This principal is about strong sub typing. This is built IN language feature in C#. We don’t think a lot about this principal but we should be familiar with this principal.
This principal say’s that a child object of any class will be substituted by parent class. Any class or method in parameter if using an object of parent class, can also use an object of child class. And nothing bad will going to happen. The substitution will not affect the overall behavior of the program in terms of correctness and task performed.
So in our classic example MemberUser, GuestUser, AdminUser are sub classes inherited from User base class. So all the sub classes must implement interface of base class User. And we do not want NOT Implemented exception in the sub classes methods. So if any client application used Sub Type of User, and it expect that any method will successfully runs, without throwing an exception. And if method of sub class throws any NOT IMPLEMENTED exception, that’s not what we want. That’s exactly the idea behind Liskov Substitution Principal.
Interface segregation principal (ISP)
This principal is basically simplifying principal, this principal states that no client should be forced to depend on methods it does not use. Which results in splitting large interfaces into smaller ones. Those small interfaces are more focused on specific functionality in the client. So client will need to know those methods, in which clients are interested in.
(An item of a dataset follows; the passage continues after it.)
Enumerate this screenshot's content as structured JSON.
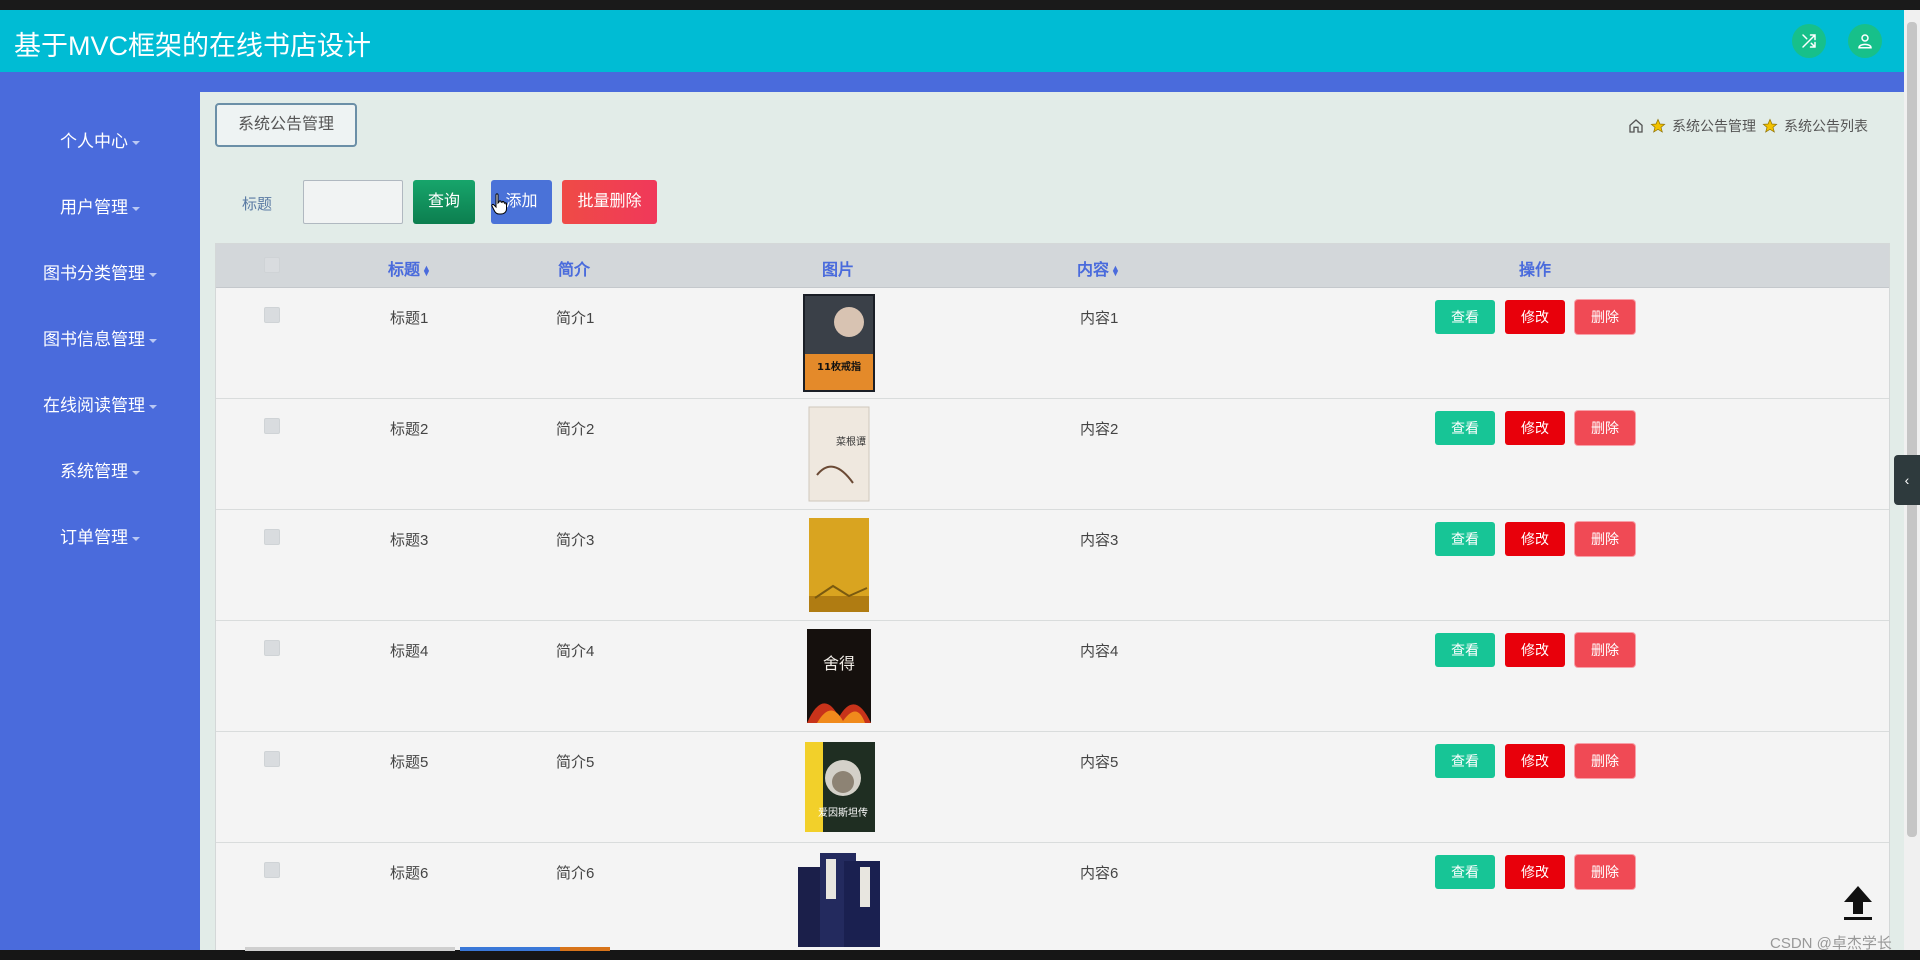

In .NET you may have noticed that many classes have implemented multiple interfaces, and this is an example of segregation principal. Many small functionalities can be combine into one, but a lot of other classes may not use all of them. That is why we split large one interface into many small interfaces.
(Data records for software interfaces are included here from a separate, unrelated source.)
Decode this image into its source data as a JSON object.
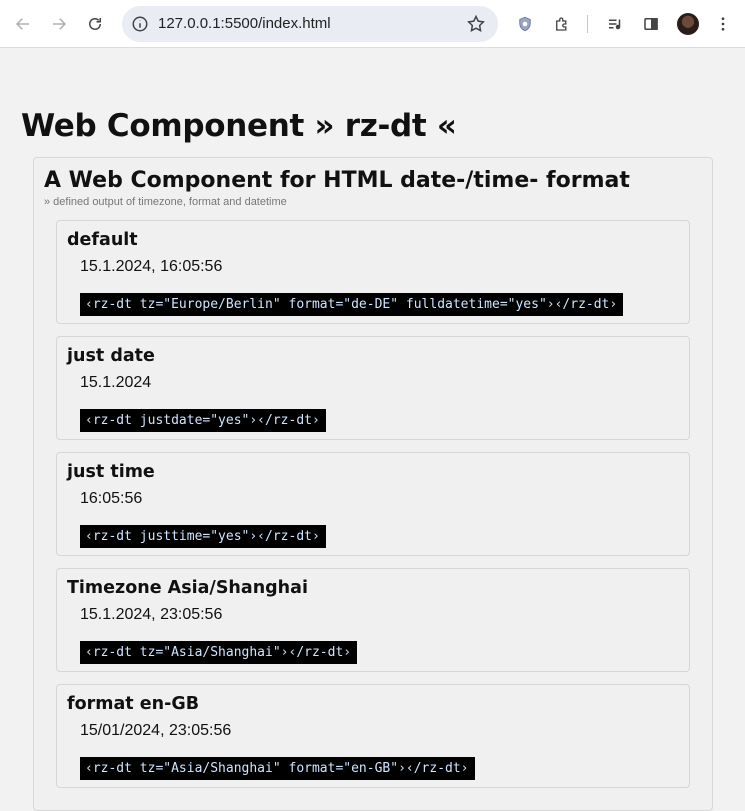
{
  "browser": {
    "url": "127.0.0.1:5500/index.html"
  },
  "page": {
    "title": "Web Component » rz-dt «",
    "section_title": "A Web Component for HTML date-/time- format",
    "section_subtitle": "» defined output of timezone, format and datetime",
    "examples": [
      {
        "heading": "default",
        "value": "15.1.2024, 16:05:56",
        "code": "‹rz-dt tz=\"Europe/Berlin\" format=\"de-DE\" fulldatetime=\"yes\"›‹/rz-dt›"
      },
      {
        "heading": "just date",
        "value": "15.1.2024",
        "code": "‹rz-dt justdate=\"yes\"›‹/rz-dt›"
      },
      {
        "heading": "just time",
        "value": "16:05:56",
        "code": "‹rz-dt justtime=\"yes\"›‹/rz-dt›"
      },
      {
        "heading": "Timezone Asia/Shanghai",
        "value": "15.1.2024, 23:05:56",
        "code": "‹rz-dt tz=\"Asia/Shanghai\"›‹/rz-dt›"
      },
      {
        "heading": "format en-GB",
        "value": "15/01/2024, 23:05:56",
        "code": "‹rz-dt tz=\"Asia/Shanghai\" format=\"en-GB\"›‹/rz-dt›"
      }
    ]
  }
}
Splitting large interfaces into smaller, makes the code easy to refactor, change and redeploy.
So In our classic user example, we have subtypes AdminUser, GuestUser, MemberUser inherit from User base type. So According to this principal, Method those are specific for AdminUser should not be included in User Class or interface. Because member classes for Guest and Member do not need them.
So we split User interface into three small interfaces, like IUser, IAdminUser and IMemberUser. So in IUser interface we will have basic methods those are related to User, and in IAdminUser and ImemberUser we will going to have methods those are specific to Admin and Member Interfaces. And then in our User Class we will implement all three interfaces.
Dependency inversion principle
This principle is simply about Inversion of Control, it states that, High level modules those are parent classes, should not depend on low level classes. In other words High level modules does not know about low level modules and low level module does not know about high level modules. But what they do know about is “Abstraction”, So through abstraction they are communicating with each other.
So if we take our example analogy, our User class want to log some exceptions not directly but by using a logger class. User class will simply create the instance of logger class and logger class starts logging exceptions. But here is a tricky part, Logger class can log exception on multiple media, like file system, database or windows event handler. So what Dependency Inversion principal is saying that User class does not know anything about Media. Where the exception is being logged. Whether on File system, or database system or Event Handler. What user class will know that it needs to call some method of Logger class for handling exception, writing exception data, and that’s it. Everything about media where to log exception data is totally out of scope of User class according of our Single responsibility principle.
So these are our SOLID principles, if you think right from the beginning of creating an application it will really help to avoid really nasty errors to be occurred. It also help your application to grow particularly when you are thinking about adding features. When you are adding more feature try to think not to violate these SOLID principles, because it’s very easy to violate them, it looks shorter path but in the long run when you will add more and more feature and classes become inter related many nasty bugs can come across.